The episode is generally considered to have been written by Ray Rigby, based on a story by Patrick Brawn;[2][3] however in an interview with Wheeler W. Dixon in May 1999, Brian Clemens, the creator of the series, claims to have written it.[4] The episode sets were designed by Alpho O'Reilly.[5] Production by ABC Weekend Television was wrapped up on 30 December 1960.[6] The episode premiered on ABC in the Midlands and North of England on Saturday 7 January 1961 at 10pm.[5] Only the first 20 minutes or so of the first act of the episode remain, the remaining two acts are considered to be lost.[7] The extant footage ends with the sequence in which Keel's fiance Peggy is shot, before the introduction of John Steed. It has been released on DVD as a bonus feature by A&E Home Video in its Emma Peel Megabox collection alongside the two complete surviving episodes from Season 1.

Reception[edit]

The episode and series is described by Anthony Aldgate as being "conceived within the discourse of psychological realism that informed most contemporary television drama. It set up a motivation for the hero-figure of Keel, described by Hendry as a 'most attractive character [who] combines toughness with compassion and serves as the conscience of the tea'. Steed, in contrast is portrayed as a more cynical figure for whom the most obvious influence was James Bond. However, whereas Bond traveled to exotic foreign locations in his pursuit of international super-criminals such as Dr. No or Goldfinger, The Avengers was concerned mainly with home-grown criminals whose ambitions (at least to begin with) were somewhat less grandiose."[1] Toby Miller remarked that "Far from being rustic, The Avengers was a landmark in the cultural division of labour".[1]

The episode has been described as "dark, realistic, and, because it was shot on videotape and live-on-camera, very stagy. Its subject matter was most unAvengers like, dealing with drug-smugglers, bereavement, and the seedy underside of British crime."[8] The The Avengers Forever! website technically regards the episode as at least as good as any Cathy Gale episode with some "excellent camera work, including very creative special-effects" but spotted deficiencies in the "repetitive use of certain music cues, and a slightly awkward sequence when Dr Keel's fiancée is shot."[6] They remarked that the episode shows a "high degree of professionalism and skill: good writing, good acting, great direction (no surprise, really, with Don Leaver at the helm), and, in particular, a fine lead.
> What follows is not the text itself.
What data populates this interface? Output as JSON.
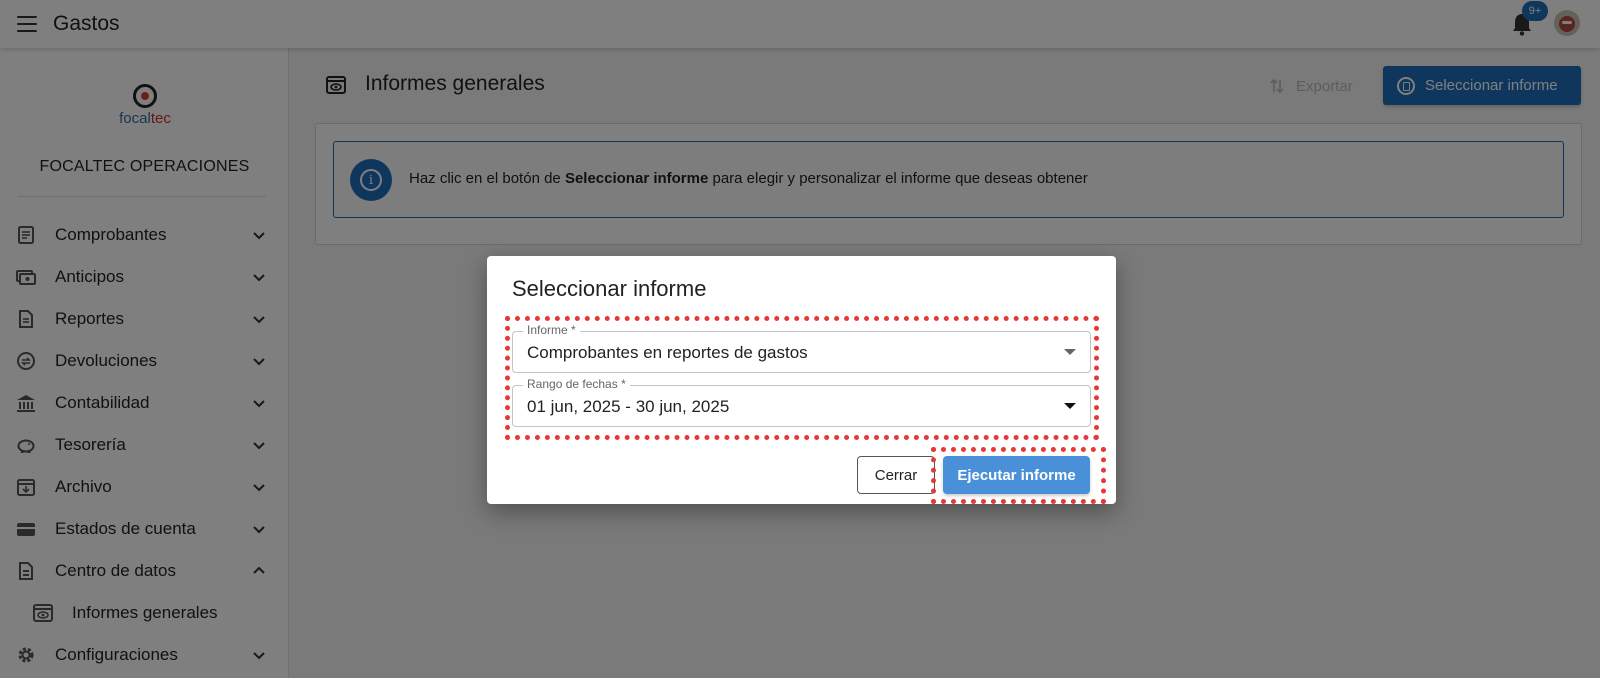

Ian Hendry demonstrates exactly why Sydney Newman was so very anxious to get him in front of television viewers: he is a natural. His acting is easy, smooth and captivating."[6]
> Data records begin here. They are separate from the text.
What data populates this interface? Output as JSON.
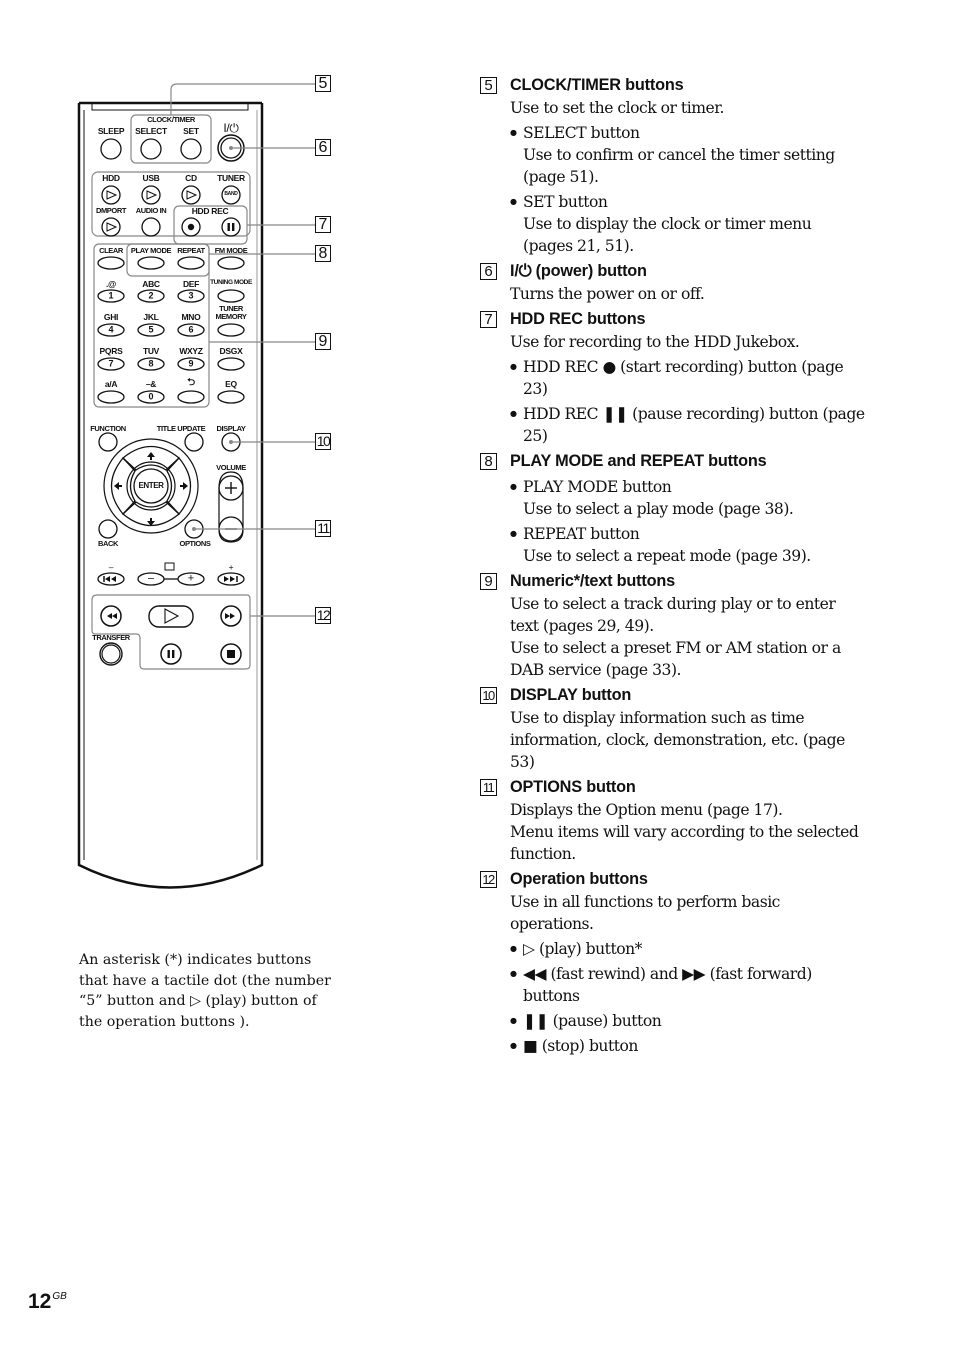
{
  "remote": {
    "labels": {
      "clock_timer": "CLOCK/TIMER",
      "sleep": "SLEEP",
      "select": "SELECT",
      "set": "SET",
      "power": "I/⏻",
      "hdd": "HDD",
      "usb": "USB",
      "cd": "CD",
      "tuner": "TUNER",
      "band": "BAND",
      "dmport": "DMPORT",
      "audio_in": "AUDIO IN",
      "hdd_rec": "HDD REC",
      "clear": "CLEAR",
      "play_mode": "PLAY MODE",
      "repeat": "REPEAT",
      "fm_mode": "FM MODE",
      "tuning_mode": "TUNING MODE",
      "tuner_memory_1": "TUNER",
      "tuner_memory_2": "MEMORY",
      "dsgx": "DSGX",
      "eq": "EQ",
      "function": "FUNCTION",
      "title_update": "TITLE UPDATE",
      "display": "DISPLAY",
      "volume": "VOLUME",
      "enter": "ENTER",
      "back": "BACK",
      "options": "OPTIONS",
      "transfer": "TRANSFER",
      "prev_minus": "–",
      "next_plus": "+",
      "vol_plus": "+",
      "vol_minus": "–",
      "folder_minus": "–",
      "folder_plus": "+"
    },
    "keypad": [
      {
        "letters": ".@",
        "digit": "1"
      },
      {
        "letters": "ABC",
        "digit": "2"
      },
      {
        "letters": "DEF",
        "digit": "3"
      },
      {
        "letters": "GHI",
        "digit": "4"
      },
      {
        "letters": "JKL",
        "digit": "5"
      },
      {
        "letters": "MNO",
        "digit": "6"
      },
      {
        "letters": "PQRS",
        "digit": "7"
      },
      {
        "letters": "TUV",
        "digit": "8"
      },
      {
        "letters": "WXYZ",
        "digit": "9"
      },
      {
        "letters": "a/A",
        "digit": ""
      },
      {
        "letters": "–&",
        "digit": "0"
      },
      {
        "letters": "⮌",
        "digit": ""
      }
    ],
    "callouts": [
      "5",
      "6",
      "7",
      "8",
      "9",
      "10",
      "11",
      "12"
    ]
  },
  "note": "An asterisk (*) indicates buttons that have a tactile dot (the number “5” button and ▷ (play) button of the operation buttons ).",
  "sections": [
    {
      "num": "5",
      "title": "CLOCK/TIMER buttons",
      "intro": "Use to set the clock or timer.",
      "bullets": [
        {
          "head": "SELECT button",
          "body": "Use to confirm or cancel the timer setting (page 51)."
        },
        {
          "head": "SET button",
          "body": "Use to display the clock or timer menu (pages 21, 51)."
        }
      ]
    },
    {
      "num": "6",
      "title": "I/⏻ (power) button",
      "intro": "Turns the power on or off."
    },
    {
      "num": "7",
      "title": "HDD REC buttons",
      "intro": "Use for recording to the HDD Jukebox.",
      "bullets": [
        {
          "head": "HDD REC ● (start recording) button (page 23)"
        },
        {
          "head": "HDD REC ❚❚ (pause recording) button (page 25)"
        }
      ]
    },
    {
      "num": "8",
      "title": "PLAY MODE and REPEAT buttons",
      "bullets": [
        {
          "head": "PLAY MODE button",
          "body": "Use to select a play mode (page 38)."
        },
        {
          "head": "REPEAT button",
          "body": "Use to select a repeat mode (page 39)."
        }
      ]
    },
    {
      "num": "9",
      "title": "Numeric*/text buttons",
      "intro": "Use to select a track during play or to enter text (pages 29, 49).",
      "intro2": "Use to select a preset FM or AM station or a DAB service (page 33)."
    },
    {
      "num": "10",
      "title": "DISPLAY button",
      "intro": "Use to display information such as time information, clock, demonstration, etc. (page 53)"
    },
    {
      "num": "11",
      "title": "OPTIONS button",
      "intro": "Displays the Option menu (page 17).",
      "intro2": "Menu items will vary according to the selected function."
    },
    {
      "num": "12",
      "title": "Operation buttons",
      "intro": "Use in all functions to perform basic operations.",
      "bullets": [
        {
          "head": "▷ (play) button*"
        },
        {
          "head": "◀◀ (fast rewind)  and ▶▶ (fast forward) buttons"
        },
        {
          "head": "❚❚ (pause) button"
        },
        {
          "head": "■ (stop) button"
        }
      ]
    }
  ],
  "footer": {
    "page_number": "12",
    "page_suffix": "GB"
  }
}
Other Media[edit]

In January 2014 Big Finish Productions released an audio adaption of Hot Snow as the first part of a series of audio reconstructions of the missing stories from season 1, following the original scripts as closely as possible.[9]

References[edit]
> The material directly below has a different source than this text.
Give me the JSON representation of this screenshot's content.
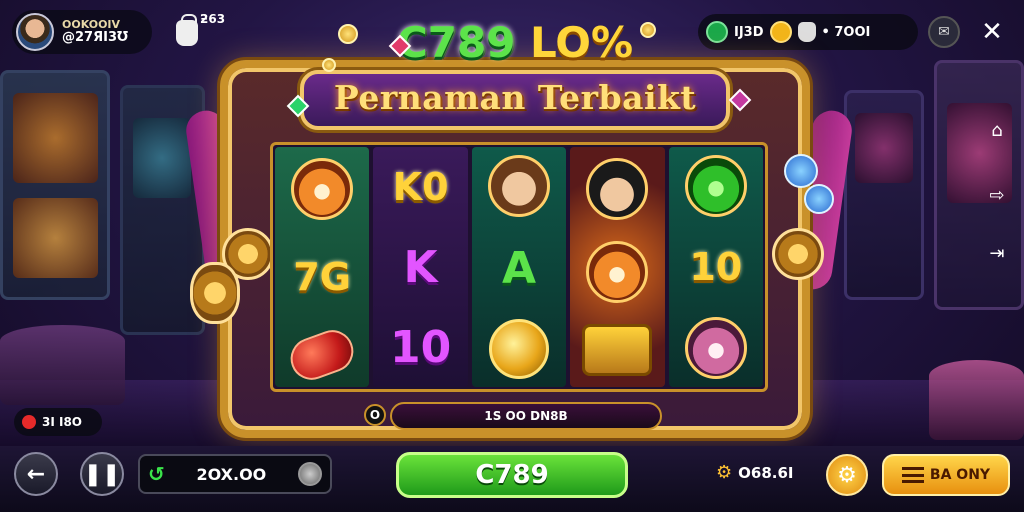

  1. ^ a b c Aldgate, Anthony (15 May 2000). Windows on the sixties: exploring key texts of media and culture. I.B.Tauris. pp. 39–41. ISBN 978-1-86064-383-5. Retrieved 5 April 2012. 
  2. ^ Chapman, James (6 September 2002). Saints and Avengers: British adventure series of the 1960s. I.B.Tauris. p. 253. ISBN 978-1-86064-753-6. Retrieved 5 April 2012. 
  3. ^ Rogers, Dave (25 April 1983). The Avengers. ITV Books in association with Michael Joseph. p. 14. Retrieved 5 April 2012. 
  4. ^ Dixon, Wheeler W. (29 November 2001). Collected interviews: voices from twentieth-century cinema. SIU Press. p. 27. ISBN 978-0-8093-2417-0. Retrieved 5 April 2012. 
  5. ^ a b White, Leonard (11 August 2003). Armchair Theatre: The Lost Years. Kelly Publications. p. 58. ISBN 978-1-903053-18-8. Retrieved 5 April 2012. 
  6. ^ a b c "The Avengers Forever:Hot Snow". The Avengers Forever!. Retrieved 5 April 2012. 
  7. ^ Sandlin, Jennifer A. (2010). Handbook of public pedagogy: education and learning beyond schooling. Taylor & Francis. p. 149. ISBN 978-0-415-80126-3. Retrieved 5 April 2012. 
  8. ^ Soter, Tom (2002). Investigating couples: a critical analysis of The Thin Man, The Avengers, and The X-Files. McFarland. p. 65. ISBN 978-0-7864-1123-8. Retrieved 5 April 2012. 
  9. ^ http://www.digitalspy.co.uk/tv/news/a493351/the-avengers-lost-60s-episodes-to-be-remade-for-audio.html

External links[edit]